Best Day Ever

best day ever

“Okay, let’s go around the table and everyone describe their best day ever,” JoEllen said.

It was girls’ night out, and they were having dinner at their favorite Mexican restaurant. JoEllen was the social director of their group; she always came up with ways to keep their time together interesting.

“We’ll all say the best day was our wedding day, or the day our children were born,” Rhonda protested.

“No, we can’t name those things.” JoEllen was inclined to bossiness, but the others forgave her for it. “We’ll agree that those days were the best of the best. But for this purpose, tell about a day when everything just fell into place – a day that stays in your memory because it left such a good feeling.”

“Why don’t you go first, since you’ve had the unfair advantage of time to think about it,” Maria said.

“Sure. My best day ever happened when I was really young – I might have been four or five. Dad was putting up hay in the haymow and Mom said I could watch if I stayed right beside the lilac bush. She put a little yellow chair there for me. I remember the herbal smell of the hay, the drone of bees in the lilacs, and realizing for the first time that I lived in a beautiful world. I felt I was exactly where I belonged. Daddy died a couple of years later.”

The others nodded. JoEllen had grown up without her father.

Katie spoke next. “My best day ever was when I sold my first article to a national magazine. It was the closest I’ve ever come to walking on air. Just to know that professionals valued what I wrote and paid me for it – wow! I’m still happy for a sale, but the first one convinced me I was a real writer. That validation gave me the courage to keep at it.”

Maria looked down at her hands. “Are you sure we can’t talk about the day our children were born? Because when Brian came into the world…”

“No!” JoEllen was firm. “That day was the best of the best, no question. But what we’re talking about is different. It’s an experience unique to ourselves. Something that changed or clarified the way we saw the world.”

The group was getting into it now. Rhonda spoke next. “The best day for me was the day I finally broke up with Toby.”

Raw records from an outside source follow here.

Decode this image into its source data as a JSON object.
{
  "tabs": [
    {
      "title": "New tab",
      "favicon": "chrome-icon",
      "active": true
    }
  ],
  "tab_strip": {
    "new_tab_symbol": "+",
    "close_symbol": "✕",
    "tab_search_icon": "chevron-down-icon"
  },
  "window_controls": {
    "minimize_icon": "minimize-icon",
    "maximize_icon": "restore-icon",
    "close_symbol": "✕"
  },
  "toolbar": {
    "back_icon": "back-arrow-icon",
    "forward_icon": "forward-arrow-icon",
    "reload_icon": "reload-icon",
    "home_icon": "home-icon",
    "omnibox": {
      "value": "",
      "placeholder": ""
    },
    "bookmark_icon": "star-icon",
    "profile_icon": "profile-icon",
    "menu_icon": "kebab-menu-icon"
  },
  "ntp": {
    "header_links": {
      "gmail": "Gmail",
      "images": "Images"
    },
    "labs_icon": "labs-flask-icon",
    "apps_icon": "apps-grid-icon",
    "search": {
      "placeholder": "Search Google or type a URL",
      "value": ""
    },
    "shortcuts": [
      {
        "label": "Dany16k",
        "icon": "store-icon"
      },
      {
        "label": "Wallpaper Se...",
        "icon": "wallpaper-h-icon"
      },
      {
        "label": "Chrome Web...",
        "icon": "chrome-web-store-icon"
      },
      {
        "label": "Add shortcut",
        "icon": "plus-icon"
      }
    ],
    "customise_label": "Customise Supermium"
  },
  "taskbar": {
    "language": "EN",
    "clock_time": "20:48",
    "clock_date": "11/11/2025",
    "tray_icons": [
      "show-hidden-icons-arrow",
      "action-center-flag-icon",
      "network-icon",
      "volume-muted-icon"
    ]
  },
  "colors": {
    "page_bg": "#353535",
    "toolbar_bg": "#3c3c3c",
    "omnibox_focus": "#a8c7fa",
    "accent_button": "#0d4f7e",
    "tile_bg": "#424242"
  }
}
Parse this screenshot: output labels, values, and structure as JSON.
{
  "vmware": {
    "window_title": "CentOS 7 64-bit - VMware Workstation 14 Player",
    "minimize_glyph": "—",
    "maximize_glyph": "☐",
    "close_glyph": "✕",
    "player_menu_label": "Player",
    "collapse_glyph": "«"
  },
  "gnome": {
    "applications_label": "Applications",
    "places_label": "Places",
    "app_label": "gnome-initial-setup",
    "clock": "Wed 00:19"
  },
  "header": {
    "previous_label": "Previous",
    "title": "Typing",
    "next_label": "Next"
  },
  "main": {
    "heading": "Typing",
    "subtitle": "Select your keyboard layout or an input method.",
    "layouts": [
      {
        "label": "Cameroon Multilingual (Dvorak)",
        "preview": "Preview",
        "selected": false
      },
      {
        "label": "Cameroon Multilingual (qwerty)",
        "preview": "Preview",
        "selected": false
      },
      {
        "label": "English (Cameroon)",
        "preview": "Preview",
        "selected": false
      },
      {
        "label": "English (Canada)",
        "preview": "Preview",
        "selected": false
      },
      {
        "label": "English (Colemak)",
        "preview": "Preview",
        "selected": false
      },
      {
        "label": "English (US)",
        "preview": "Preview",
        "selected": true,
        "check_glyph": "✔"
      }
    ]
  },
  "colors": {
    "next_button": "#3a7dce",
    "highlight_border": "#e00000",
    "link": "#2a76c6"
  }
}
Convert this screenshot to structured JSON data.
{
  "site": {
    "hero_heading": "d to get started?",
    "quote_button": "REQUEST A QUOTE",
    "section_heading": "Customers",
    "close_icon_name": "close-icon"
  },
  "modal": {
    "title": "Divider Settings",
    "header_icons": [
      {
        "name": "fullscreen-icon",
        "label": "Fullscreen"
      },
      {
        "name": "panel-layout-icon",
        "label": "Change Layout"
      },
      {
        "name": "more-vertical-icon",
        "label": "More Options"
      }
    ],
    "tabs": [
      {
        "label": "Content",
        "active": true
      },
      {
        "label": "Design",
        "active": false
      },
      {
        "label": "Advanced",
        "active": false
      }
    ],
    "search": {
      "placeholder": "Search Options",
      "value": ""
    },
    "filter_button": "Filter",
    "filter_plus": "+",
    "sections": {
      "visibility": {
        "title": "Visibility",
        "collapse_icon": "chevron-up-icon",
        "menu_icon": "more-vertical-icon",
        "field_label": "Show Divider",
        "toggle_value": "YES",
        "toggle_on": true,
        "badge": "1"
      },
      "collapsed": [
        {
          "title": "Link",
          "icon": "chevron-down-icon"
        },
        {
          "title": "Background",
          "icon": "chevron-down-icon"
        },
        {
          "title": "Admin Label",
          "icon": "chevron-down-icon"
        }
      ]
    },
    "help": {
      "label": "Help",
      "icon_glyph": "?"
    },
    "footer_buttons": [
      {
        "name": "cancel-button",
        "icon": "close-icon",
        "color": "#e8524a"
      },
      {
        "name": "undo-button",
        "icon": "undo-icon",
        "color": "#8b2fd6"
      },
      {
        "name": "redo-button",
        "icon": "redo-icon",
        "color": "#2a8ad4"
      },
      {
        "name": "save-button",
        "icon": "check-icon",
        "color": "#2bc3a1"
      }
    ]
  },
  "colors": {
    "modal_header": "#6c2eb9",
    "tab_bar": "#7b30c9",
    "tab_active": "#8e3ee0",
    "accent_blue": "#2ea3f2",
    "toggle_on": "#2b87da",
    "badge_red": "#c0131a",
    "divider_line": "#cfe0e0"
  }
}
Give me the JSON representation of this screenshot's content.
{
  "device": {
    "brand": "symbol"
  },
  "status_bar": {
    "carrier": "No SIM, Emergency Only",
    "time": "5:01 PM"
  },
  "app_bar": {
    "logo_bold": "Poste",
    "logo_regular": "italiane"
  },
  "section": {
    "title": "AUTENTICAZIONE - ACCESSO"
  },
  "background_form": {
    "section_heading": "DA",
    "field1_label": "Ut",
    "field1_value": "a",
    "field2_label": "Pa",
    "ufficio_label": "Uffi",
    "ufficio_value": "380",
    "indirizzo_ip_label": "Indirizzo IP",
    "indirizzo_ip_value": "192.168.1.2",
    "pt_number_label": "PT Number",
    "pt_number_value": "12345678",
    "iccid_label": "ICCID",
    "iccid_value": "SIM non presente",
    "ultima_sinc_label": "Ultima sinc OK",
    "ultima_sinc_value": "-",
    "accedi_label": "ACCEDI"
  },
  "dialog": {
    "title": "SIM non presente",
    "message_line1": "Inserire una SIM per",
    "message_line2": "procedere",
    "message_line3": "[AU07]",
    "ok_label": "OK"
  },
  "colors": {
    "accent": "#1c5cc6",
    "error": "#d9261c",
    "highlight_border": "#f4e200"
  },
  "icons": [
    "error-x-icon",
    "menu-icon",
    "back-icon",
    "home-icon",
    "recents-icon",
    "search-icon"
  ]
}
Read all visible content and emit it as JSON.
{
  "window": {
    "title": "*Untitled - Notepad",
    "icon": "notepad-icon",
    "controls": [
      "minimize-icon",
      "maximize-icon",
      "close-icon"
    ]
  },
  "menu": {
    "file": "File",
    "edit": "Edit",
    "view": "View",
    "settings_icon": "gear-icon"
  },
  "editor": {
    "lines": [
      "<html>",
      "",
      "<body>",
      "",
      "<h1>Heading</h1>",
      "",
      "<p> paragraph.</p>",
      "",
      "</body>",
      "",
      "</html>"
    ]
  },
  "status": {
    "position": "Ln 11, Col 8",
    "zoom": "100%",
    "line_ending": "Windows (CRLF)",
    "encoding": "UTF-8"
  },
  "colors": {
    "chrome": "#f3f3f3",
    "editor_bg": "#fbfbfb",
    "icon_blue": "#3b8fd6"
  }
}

There were groans. They all remembered the drama – they’d secretly called him Toby the Terrible. But Rhonda couldn’t see it for the longest time.

“I thought I’d never survive without him, but when it was over there was a wonderful feeling of liberation. No more worrying about whether Toby was in a good mood. No more fear that next time he’d actually take a swing at me. I realized I was a person of value, if not to him, then to myself.”

There was a pattering of applause and Rhonda took a little bow.

All heads turned toward Maria. She was the last to speak.

“Maybe you’ll think mine is stupid,” she said.

The friends chorused their encouragement. She continued.

“Last week I was pulling weeds. I was hot and thirsty and my back ached from all the stooping. I just wanted to get done. There was this one stubborn weed that had come up in a crack in the driveway. You know how dry it’s been – this weed was parched for water. It lay over on its side, completely wilted. But boy, did it resist being pulled! Part of it broke off, but the root held. I finally gave up.”

“What did it clarify for you?” JoEllen asked.

“I guess for me that weed exemplified perseverance. It was just a weed, but it was fully engaged with its life and refused to be uprooted.”

Maria stopped, fighting back tears. The others looked at her in surprise. Where was all this coming from?

“Why was that a good day?” Rhonda asked gently.

“Because…because I need that same perseverance. I haven’t been ready to tell you this until now. I have breast cancer. Chemo starts next week and I know it’s going to be rough, but I’ll fight with everything I’ve got to stay alive.  That weed, well, it wasn’t giving up. And when I let it live, I promised myself that I wouldn’t give up, either.”


The four friends continued meeting over the years and when the did, they gave thanks for gray hair, aches and pains, and the privilege of growing old. They agreed that just being together made it the best day ever.


8 thoughts on “Best Day Ever

  1. Any day I read one of your stories becomes a great day. I love the way you pursue your craft. I guess what I’m trying to say is, dang, you write good!


Leave a Reply

Fill in your details below or click an icon to log in: Logo

You are commenting using your account. Log Out /  Change )

Twitter picture

You are commenting using your Twitter account. Log Out /  Change )

Facebook photo

You are commenting using your Facebook account. Log Out /  Change )

Connecting to %s